## Description of the task
I would like every line of the records below that contains the word "value" copied.

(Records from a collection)
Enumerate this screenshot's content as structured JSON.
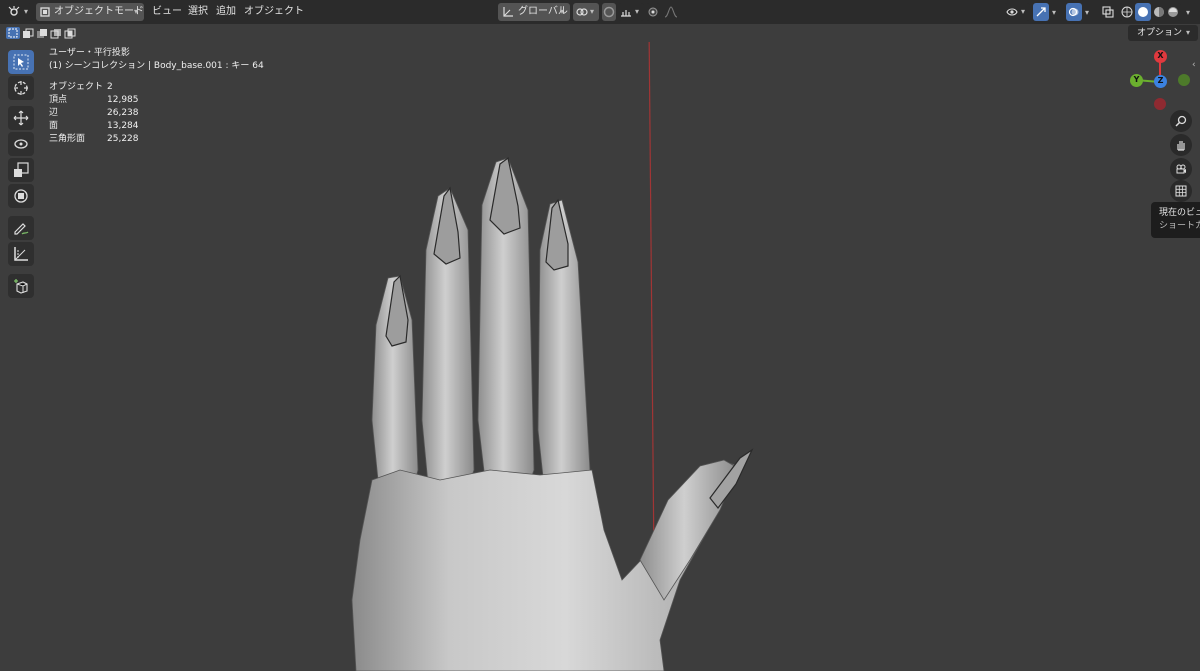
{
  "header": {
    "mode": "オブジェクトモード",
    "menus": [
      "ビュー",
      "選択",
      "追加",
      "オブジェクト"
    ],
    "transform_orientation": "グローバル"
  },
  "options_label": "オプション",
  "overlay_text": {
    "view_name": "ユーザー・平行投影",
    "collection": "(1) シーンコレクション | Body_base.001 : キー 64",
    "stats": [
      {
        "label": "オブジェクト",
        "value": "2"
      },
      {
        "label": "頂点",
        "value": "12,985"
      },
      {
        "label": "辺",
        "value": "26,238"
      },
      {
        "label": "面",
        "value": "13,284"
      },
      {
        "label": "三角形面",
        "value": "25,228"
      }
    ]
  },
  "gizmo": {
    "x": "X",
    "y": "Y",
    "z": "Z",
    "colors": {
      "x": "#e0393e",
      "y": "#6bb02e",
      "z": "#3b82e0"
    }
  },
  "tooltip": {
    "line1": "現在のビュ",
    "line2": "ショートカ"
  },
  "tools": [
    "tweak-tool",
    "cursor-tool",
    "move-tool",
    "rotate-tool",
    "scale-tool",
    "transform-tool",
    "annotate-tool",
    "measure-tool",
    "add-cube-tool"
  ],
  "colors": {
    "accent": "#4772b3",
    "viewport_bg": "#3d3d3d",
    "header_bg": "#2b2b2b",
    "axis_line": "#a13535"
  }
}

## Answer for this exercise
        "value": "2"
        "value": "12,985"
        "value": "26,238"
        "value": "13,284"
        "value": "25,228"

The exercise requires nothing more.